In full and without alteration, write out the records.
======
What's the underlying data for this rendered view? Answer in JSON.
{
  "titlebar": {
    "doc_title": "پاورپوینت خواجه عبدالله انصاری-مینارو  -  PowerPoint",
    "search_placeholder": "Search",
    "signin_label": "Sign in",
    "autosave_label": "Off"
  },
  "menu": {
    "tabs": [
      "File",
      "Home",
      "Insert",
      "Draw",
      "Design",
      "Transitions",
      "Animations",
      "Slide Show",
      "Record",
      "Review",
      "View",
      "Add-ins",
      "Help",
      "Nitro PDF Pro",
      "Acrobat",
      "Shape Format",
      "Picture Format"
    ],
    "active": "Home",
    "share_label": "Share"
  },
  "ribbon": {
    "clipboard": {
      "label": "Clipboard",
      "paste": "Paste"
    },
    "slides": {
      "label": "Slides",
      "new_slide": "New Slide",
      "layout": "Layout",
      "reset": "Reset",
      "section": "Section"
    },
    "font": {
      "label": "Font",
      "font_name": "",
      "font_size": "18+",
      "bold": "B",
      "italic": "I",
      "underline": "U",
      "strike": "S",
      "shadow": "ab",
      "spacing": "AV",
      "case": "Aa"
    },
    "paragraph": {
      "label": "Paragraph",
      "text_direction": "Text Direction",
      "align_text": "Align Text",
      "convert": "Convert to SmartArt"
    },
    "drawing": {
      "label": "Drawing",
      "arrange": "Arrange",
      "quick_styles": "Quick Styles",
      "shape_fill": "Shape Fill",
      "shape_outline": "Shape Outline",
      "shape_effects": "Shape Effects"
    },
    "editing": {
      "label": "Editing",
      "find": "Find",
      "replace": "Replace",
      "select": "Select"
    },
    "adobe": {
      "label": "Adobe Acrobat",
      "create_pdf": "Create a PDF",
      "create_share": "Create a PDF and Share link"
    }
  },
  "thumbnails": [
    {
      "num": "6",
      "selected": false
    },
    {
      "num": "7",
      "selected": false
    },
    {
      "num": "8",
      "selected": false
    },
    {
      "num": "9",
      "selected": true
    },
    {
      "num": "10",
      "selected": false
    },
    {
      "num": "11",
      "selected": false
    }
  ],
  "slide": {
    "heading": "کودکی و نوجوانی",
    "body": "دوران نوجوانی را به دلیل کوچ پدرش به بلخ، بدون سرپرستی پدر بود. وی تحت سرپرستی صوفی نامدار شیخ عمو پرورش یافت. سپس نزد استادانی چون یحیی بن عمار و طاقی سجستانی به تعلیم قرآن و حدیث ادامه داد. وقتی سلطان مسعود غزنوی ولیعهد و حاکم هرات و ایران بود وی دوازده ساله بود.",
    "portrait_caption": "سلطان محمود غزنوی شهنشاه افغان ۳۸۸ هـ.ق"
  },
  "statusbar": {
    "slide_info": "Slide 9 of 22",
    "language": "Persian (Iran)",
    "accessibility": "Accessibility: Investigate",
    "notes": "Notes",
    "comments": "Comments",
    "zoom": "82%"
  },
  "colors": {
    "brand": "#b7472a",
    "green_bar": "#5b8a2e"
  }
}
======
_Exercise solution_
What's the underlying data for this rendered view? Answer in JSON.
{
  "titlebar": {
    "doc_title": "پاورپوینت خواجه عبدالله انصاری-مینارو  -  PowerPoint",
    "search_placeholder": "Search",
    "signin_label": "Sign in",
    "autosave_label": "Off"
  },
  "menu": {
    "tabs": [
      "File",
      "Home",
      "Insert",
      "Draw",
      "Design",
      "Transitions",
      "Animations",
      "Slide Show",
      "Record",
      "Review",
      "View",
      "Add-ins",
      "Help",
      "Nitro PDF Pro",
      "Acrobat",
      "Shape Format",
      "Picture Format"
    ],
    "active": "Home",
    "share_label": "Share"
  },
  "ribbon": {
    "clipboard": {
      "label": "Clipboard",
      "paste": "Paste"
    },
    "slides": {
      "label": "Slides",
      "new_slide": "New Slide",
      "layout": "Layout",
      "reset": "Reset",
      "section": "Section"
    },
    "font": {
      "label": "Font",
      "font_name": "",
      "font_size": "18+",
      "bold": "B",
      "italic": "I",
      "underline": "U",
      "strike": "S",
      "shadow": "ab",
      "spacing": "AV",
      "case": "Aa"
    },
    "paragraph": {
      "label": "Paragraph",
      "text_direction": "Text Direction",
      "align_text": "Align Text",
      "convert": "Convert to SmartArt"
    },
    "drawing": {
      "label": "Drawing",
      "arrange": "Arrange",
      "quick_styles": "Quick Styles",
      "shape_fill": "Shape Fill",
      "shape_outline": "Shape Outline",
      "shape_effects": "Shape Effects"
    },
    "editing": {
      "label": "Editing",
      "find": "Find",
      "replace": "Replace",
      "select": "Select"
    },
    "adobe": {
      "label": "Adobe Acrobat",
      "create_pdf": "Create a PDF",
      "create_share": "Create a PDF and Share link"
    }
  },
  "thumbnails": [
    {
      "num": "6",
      "selected": false
    },
    {
      "num": "7",
      "selected": false
    },
    {
      "num": "8",
      "selected": false
    },
    {
      "num": "9",
      "selected": true
    },
    {
      "num": "10",
      "selected": false
    },
    {
      "num": "11",
      "selected": false
    }
  ],
  "slide": {
    "heading": "کودکی و نوجوانی",
    "body": "دوران نوجوانی را به دلیل کوچ پدرش به بلخ، بدون سرپرستی پدر بود. وی تحت سرپرستی صوفی نامدار شیخ عمو پرورش یافت. سپس نزد استادانی چون یحیی بن عمار و طاقی سجستانی به تعلیم قرآن و حدیث ادامه داد. وقتی سلطان مسعود غزنوی ولیعهد و حاکم هرات و ایران بود وی دوازده ساله بود.",
    "portrait_caption": "سلطان محمود غزنوی شهنشاه افغان ۳۸۸ هـ.ق"
  },
  "statusbar": {
    "slide_info": "Slide 9 of 22",
    "language": "Persian (Iran)",
    "accessibility": "Accessibility: Investigate",
    "notes": "Notes",
    "comments": "Comments",
    "zoom": "82%"
  },
  "colors": {
    "brand": "#b7472a",
    "green_bar": "#5b8a2e"
  }
}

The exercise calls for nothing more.